you— ok, ME– into buying things I don’t really need.
In my mind the items that are truly freebies are a little less complicated. For example, at the moment you can get a 2-liter bottle of lemonaid free at Wal-Mart with any watermelon purchase. I was going to buy the watermelon anyway, and my kids were delighted with the sweet drink that I don’t usually buy. Their teeth, on the other hand, probably did NOT appreciate the bonus sugar. Ah well.
To make the most of coupons I think you need to keep a few do’s and don’ts in mind:
–Do use coupons when items are on sale, and at the store where items are already cheapest.
–Do combine coupons with a price-book to make sure you know where prices are best.
–Do compare coupon items with generics, and be willing to ditch the coupon if the generic wins.
–Do expect it to take a little more time to get through the grocery store with coupons.
–Do remember that homemade items often cost less and are healtheir than highly processed foods often featured in coupons.
–Don’t buy junk that you don’t usually buy just because you have a coupon. Even almost-free junk is still junk.

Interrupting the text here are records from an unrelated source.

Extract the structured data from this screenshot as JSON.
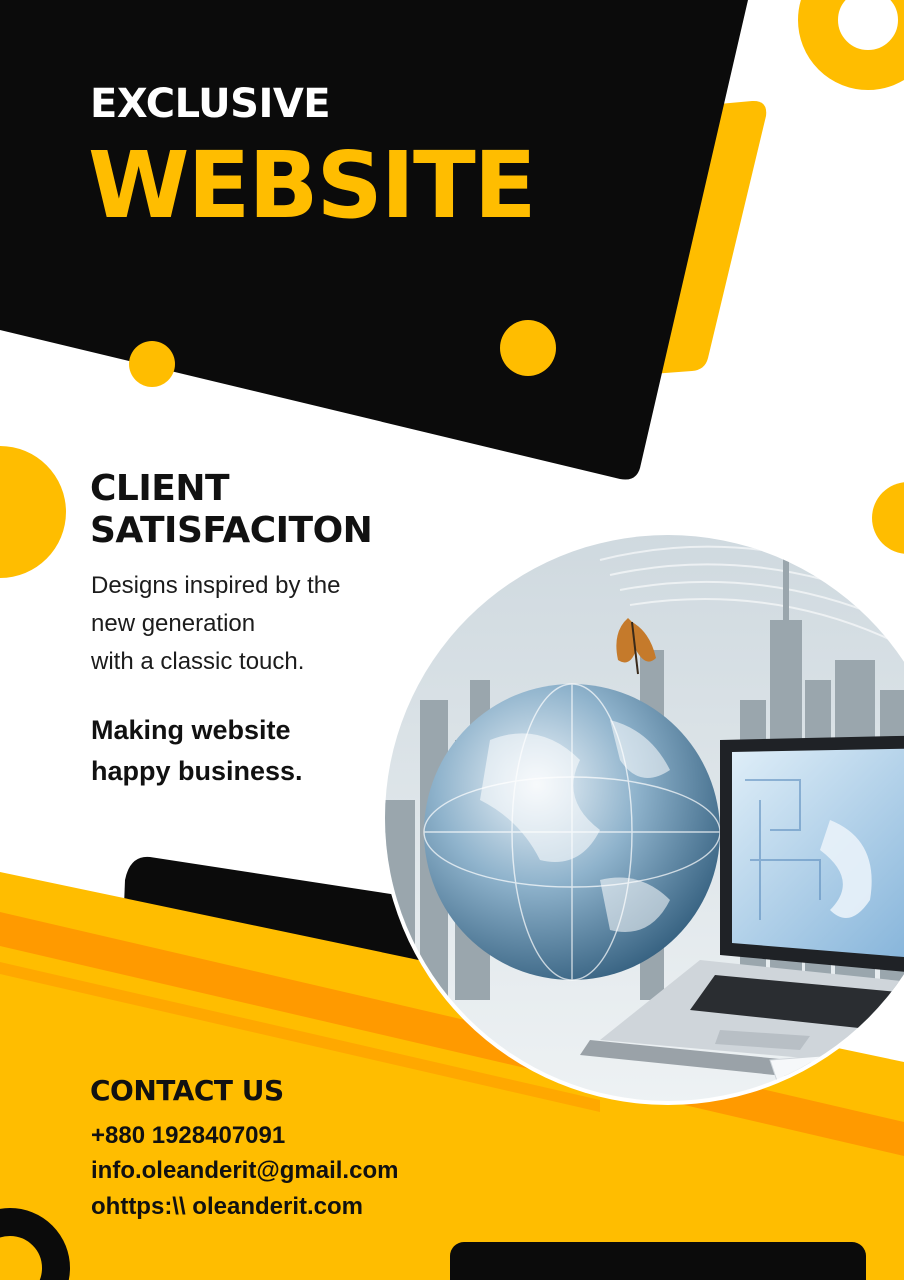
{
  "header": {
    "kicker": "EXCLUSIVE",
    "title": "WEBSITE"
  },
  "feature": {
    "heading_line1": "CLIENT",
    "heading_line2": "SATISFACITON",
    "description": [
      "Designs inspired by the",
      "new generation",
      "with a classic touch."
    ],
    "tagline": [
      "Making website",
      "happy business."
    ]
  },
  "contact": {
    "heading": "CONTACT US",
    "phone": "+880 1928407091",
    "email": "info.oleanderit@gmail.com",
    "website": "ohttps:\\\\ oleanderit.com"
  },
  "illustration": {
    "subject": "globe-laptop-city-illustration"
  },
  "colors": {
    "accent": "#ffbd00",
    "accent_dark": "#ff9a00",
    "dark": "#0b0b0b",
    "background": "#ffffff"
  }
}
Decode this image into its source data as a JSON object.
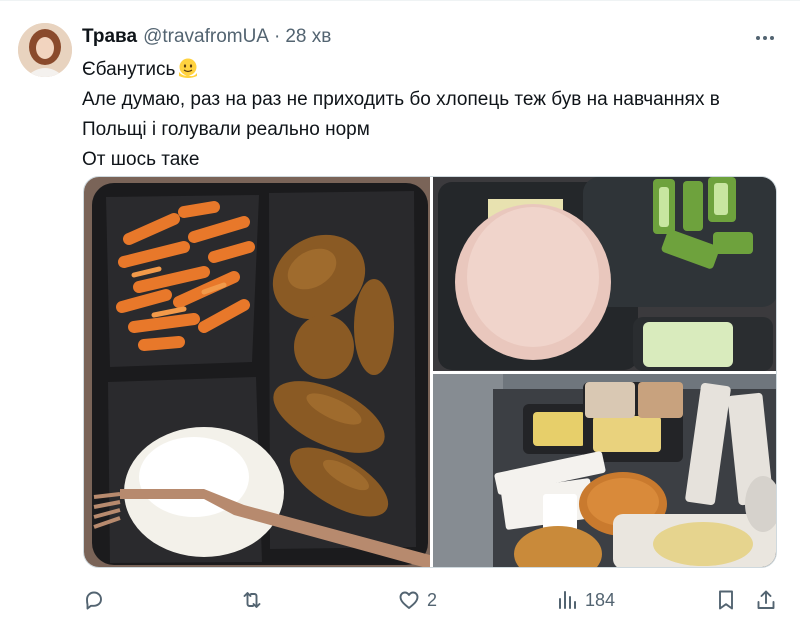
{
  "tweet": {
    "author": {
      "display_name": "Трава",
      "handle": "@travafromUA",
      "avatar_icon": "avatar"
    },
    "separator": "·",
    "timestamp": "28 хв",
    "lines": [
      "Єбанутись",
      "Але думаю, раз на раз не приходить бо хлопець теж був на навчаннях в",
      "Польщі і голували реально норм",
      "От шось таке"
    ],
    "emoji": "melting-face-emoji"
  },
  "actions": {
    "reply": {
      "icon": "reply-icon",
      "count": ""
    },
    "retweet": {
      "icon": "retweet-icon",
      "count": ""
    },
    "like": {
      "icon": "heart-icon",
      "count": "2"
    },
    "views": {
      "icon": "views-chart-icon",
      "count": "184"
    },
    "bookmark": {
      "icon": "bookmark-icon"
    },
    "share": {
      "icon": "share-icon"
    }
  },
  "colors": {
    "text": "#0f1419",
    "secondary": "#536471",
    "border": "#cfd9de"
  }
}
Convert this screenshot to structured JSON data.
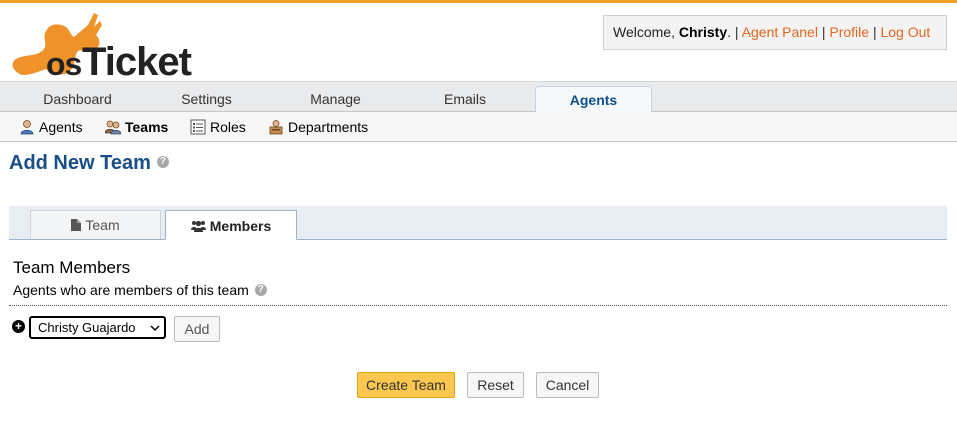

–Don’t feel guilty if you choose NOT to coupon or if you coupon only in a limited way. It is not the be-all, end-all way to save money.
If you’ve got the time free to invest in learning the system and you’re willing to keep your brain engaged for your entire shopping trip, couponing can be done wisely. (If you’d like to learn more, Money Saving Mom is one starting point.) During weeks with freebies or really awesome deals like Albertson’s double coupons, I’m right there in the aisles with a wad coupons and a thoughtful look on my face. But it does take a lot of time and energy and there are lots of other ways to save money too. Check out my book Family Feasts for $75 a Week if you’re in need of inspiration in non-coupon grocery saving. Most of the time I prefer to rack up the savings by spending a bit of time in my own comfy kitchen.
In the end it comes down to thinking carefully about the time constraints and needs of your life, choosing ways to save that fit where you are right now, and letting go of guilt over the thing you don’t have time to do. With a little thought and planning, everyone can save money at the store. Whether coupons are a large or a small part of that equation is up to you.